**WORK INSTRUCTIONS**. Scan the records for the word "JSON". Copy each line that includes it.

Top of EXTRACTED DATA

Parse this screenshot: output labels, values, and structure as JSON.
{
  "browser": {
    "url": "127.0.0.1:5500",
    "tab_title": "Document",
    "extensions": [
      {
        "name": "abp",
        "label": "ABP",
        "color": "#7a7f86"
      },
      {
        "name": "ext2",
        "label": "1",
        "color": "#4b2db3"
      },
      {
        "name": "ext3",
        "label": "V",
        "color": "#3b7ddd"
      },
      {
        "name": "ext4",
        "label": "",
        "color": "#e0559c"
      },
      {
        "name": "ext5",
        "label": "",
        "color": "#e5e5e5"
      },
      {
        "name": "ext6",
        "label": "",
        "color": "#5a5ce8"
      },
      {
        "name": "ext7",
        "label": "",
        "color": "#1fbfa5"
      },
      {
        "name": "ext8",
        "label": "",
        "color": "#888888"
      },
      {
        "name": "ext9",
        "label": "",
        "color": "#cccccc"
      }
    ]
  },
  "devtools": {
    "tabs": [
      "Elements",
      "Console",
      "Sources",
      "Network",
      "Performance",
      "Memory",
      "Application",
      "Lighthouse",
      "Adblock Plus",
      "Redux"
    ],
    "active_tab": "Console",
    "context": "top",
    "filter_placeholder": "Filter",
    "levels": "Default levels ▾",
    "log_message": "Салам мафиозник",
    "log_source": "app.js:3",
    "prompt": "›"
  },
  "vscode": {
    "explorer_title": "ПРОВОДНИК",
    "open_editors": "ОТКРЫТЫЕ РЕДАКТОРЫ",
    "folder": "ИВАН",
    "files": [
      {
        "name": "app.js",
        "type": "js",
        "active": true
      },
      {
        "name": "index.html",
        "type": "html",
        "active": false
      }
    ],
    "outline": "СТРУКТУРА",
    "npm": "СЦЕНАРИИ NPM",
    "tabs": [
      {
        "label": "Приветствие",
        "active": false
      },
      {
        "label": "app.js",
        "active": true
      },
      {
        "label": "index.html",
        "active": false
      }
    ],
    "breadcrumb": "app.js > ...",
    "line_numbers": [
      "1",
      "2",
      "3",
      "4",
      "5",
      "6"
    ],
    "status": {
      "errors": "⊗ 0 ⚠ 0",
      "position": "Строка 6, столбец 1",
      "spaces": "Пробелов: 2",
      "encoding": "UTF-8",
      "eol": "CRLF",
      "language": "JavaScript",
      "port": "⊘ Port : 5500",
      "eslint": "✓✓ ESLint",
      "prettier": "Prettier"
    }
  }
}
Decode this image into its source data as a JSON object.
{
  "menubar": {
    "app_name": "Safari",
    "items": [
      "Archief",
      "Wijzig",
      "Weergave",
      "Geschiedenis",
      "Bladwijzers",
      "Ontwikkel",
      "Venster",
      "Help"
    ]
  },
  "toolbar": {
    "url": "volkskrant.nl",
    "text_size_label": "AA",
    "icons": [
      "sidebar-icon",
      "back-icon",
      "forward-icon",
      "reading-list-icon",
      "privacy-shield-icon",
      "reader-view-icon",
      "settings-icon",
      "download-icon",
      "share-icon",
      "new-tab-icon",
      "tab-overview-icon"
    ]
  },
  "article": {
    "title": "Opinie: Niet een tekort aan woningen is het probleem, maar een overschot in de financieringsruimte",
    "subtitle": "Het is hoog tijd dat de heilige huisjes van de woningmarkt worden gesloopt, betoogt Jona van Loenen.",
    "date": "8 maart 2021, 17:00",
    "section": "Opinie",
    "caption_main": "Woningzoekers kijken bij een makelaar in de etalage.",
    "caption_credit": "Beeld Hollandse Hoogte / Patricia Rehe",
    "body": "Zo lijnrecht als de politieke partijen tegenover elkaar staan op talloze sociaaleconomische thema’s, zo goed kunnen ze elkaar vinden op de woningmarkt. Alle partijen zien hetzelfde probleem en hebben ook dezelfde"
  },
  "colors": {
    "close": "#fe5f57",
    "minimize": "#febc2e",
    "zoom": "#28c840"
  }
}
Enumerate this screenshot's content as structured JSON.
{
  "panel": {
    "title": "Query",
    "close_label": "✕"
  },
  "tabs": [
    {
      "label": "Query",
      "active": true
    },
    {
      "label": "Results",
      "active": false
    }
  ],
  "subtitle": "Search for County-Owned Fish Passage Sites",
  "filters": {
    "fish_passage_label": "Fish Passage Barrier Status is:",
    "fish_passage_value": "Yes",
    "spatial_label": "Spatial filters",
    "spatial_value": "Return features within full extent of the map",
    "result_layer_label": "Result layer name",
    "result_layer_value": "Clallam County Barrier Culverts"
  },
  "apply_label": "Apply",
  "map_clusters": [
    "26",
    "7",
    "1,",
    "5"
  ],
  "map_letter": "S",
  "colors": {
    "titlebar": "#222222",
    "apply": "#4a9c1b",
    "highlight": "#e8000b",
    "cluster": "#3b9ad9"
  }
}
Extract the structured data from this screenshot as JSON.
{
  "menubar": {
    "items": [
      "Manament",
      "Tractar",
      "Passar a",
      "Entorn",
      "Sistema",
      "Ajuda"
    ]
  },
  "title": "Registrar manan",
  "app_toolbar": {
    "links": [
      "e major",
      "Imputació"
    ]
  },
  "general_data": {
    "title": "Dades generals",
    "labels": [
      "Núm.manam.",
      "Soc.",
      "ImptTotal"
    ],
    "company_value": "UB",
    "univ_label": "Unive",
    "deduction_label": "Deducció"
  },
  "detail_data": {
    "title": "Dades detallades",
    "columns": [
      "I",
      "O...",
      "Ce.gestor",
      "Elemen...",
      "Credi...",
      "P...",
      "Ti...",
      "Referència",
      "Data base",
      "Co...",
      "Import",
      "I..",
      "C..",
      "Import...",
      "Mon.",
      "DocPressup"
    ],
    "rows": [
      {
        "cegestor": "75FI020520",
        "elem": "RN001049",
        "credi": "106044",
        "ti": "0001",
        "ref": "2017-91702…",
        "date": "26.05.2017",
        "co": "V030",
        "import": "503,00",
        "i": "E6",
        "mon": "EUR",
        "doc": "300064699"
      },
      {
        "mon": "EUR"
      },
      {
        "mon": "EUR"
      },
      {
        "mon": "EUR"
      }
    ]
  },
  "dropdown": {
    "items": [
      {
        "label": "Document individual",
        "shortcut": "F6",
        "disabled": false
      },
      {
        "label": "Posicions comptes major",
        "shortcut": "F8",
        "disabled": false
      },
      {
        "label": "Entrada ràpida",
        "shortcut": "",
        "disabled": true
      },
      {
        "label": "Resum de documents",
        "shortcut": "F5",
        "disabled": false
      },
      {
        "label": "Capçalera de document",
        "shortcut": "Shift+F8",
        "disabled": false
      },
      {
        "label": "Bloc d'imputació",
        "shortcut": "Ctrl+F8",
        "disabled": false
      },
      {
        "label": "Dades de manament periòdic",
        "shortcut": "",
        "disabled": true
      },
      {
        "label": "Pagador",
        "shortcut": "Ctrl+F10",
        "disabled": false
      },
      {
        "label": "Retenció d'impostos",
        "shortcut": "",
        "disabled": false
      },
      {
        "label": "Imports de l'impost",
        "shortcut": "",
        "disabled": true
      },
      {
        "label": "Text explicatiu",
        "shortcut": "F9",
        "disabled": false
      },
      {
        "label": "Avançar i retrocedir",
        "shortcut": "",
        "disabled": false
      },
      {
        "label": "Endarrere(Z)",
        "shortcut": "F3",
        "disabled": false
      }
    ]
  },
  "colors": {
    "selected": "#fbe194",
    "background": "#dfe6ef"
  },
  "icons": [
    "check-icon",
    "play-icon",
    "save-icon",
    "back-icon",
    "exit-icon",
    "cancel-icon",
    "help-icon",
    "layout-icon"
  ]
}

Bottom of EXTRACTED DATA

**COMPLETED TASK**.
Parse this screenshot: output labels, values, and structure as JSON.
Decode this image into its source data as a JSON object.
Enumerate this screenshot's content as structured JSON.
Extract the structured data from this screenshot as JSON.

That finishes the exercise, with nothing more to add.